Problem statement ▸ All that is asked is a faithful reproduction of the entries.

Data to process ▸
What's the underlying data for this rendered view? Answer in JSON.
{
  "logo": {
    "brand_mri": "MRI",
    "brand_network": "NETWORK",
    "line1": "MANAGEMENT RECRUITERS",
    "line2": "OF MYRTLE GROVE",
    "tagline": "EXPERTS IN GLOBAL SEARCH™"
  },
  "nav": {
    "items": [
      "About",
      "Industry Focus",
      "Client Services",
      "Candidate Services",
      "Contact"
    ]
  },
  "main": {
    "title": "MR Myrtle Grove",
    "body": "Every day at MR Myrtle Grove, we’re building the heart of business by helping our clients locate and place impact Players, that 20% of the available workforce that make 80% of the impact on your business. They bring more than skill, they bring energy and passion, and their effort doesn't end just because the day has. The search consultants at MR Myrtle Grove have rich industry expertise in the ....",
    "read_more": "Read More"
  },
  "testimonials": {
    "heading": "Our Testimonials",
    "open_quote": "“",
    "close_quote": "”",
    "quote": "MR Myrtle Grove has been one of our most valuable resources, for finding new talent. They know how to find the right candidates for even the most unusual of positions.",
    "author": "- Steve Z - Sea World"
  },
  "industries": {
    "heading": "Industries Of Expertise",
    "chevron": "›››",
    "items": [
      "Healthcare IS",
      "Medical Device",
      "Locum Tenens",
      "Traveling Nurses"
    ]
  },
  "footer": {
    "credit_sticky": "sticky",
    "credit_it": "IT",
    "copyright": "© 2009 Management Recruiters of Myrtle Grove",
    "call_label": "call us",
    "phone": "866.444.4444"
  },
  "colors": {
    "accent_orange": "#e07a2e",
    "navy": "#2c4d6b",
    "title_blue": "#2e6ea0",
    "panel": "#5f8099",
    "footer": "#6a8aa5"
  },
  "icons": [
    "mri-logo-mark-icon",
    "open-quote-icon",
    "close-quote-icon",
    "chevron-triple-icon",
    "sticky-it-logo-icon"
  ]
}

Answer space ▸
What's the underlying data for this rendered view? Answer in JSON.
{
  "logo": {
    "brand_mri": "MRI",
    "brand_network": "NETWORK",
    "line1": "MANAGEMENT RECRUITERS",
    "line2": "OF MYRTLE GROVE",
    "tagline": "EXPERTS IN GLOBAL SEARCH™"
  },
  "nav": {
    "items": [
      "About",
      "Industry Focus",
      "Client Services",
      "Candidate Services",
      "Contact"
    ]
  },
  "main": {
    "title": "MR Myrtle Grove",
    "body": "Every day at MR Myrtle Grove, we’re building the heart of business by helping our clients locate and place impact Players, that 20% of the available workforce that make 80% of the impact on your business. They bring more than skill, they bring energy and passion, and their effort doesn't end just because the day has. The search consultants at MR Myrtle Grove have rich industry expertise in the ....",
    "read_more": "Read More"
  },
  "testimonials": {
    "heading": "Our Testimonials",
    "open_quote": "“",
    "close_quote": "”",
    "quote": "MR Myrtle Grove has been one of our most valuable resources, for finding new talent. They know how to find the right candidates for even the most unusual of positions.",
    "author": "- Steve Z - Sea World"
  },
  "industries": {
    "heading": "Industries Of Expertise",
    "chevron": "›››",
    "items": [
      "Healthcare IS",
      "Medical Device",
      "Locum Tenens",
      "Traveling Nurses"
    ]
  },
  "footer": {
    "credit_sticky": "sticky",
    "credit_it": "IT",
    "copyright": "© 2009 Management Recruiters of Myrtle Grove",
    "call_label": "call us",
    "phone": "866.444.4444"
  },
  "colors": {
    "accent_orange": "#e07a2e",
    "navy": "#2c4d6b",
    "title_blue": "#2e6ea0",
    "panel": "#5f8099",
    "footer": "#6a8aa5"
  },
  "icons": [
    "mri-logo-mark-icon",
    "open-quote-icon",
    "close-quote-icon",
    "chevron-triple-icon",
    "sticky-it-logo-icon"
  ]
}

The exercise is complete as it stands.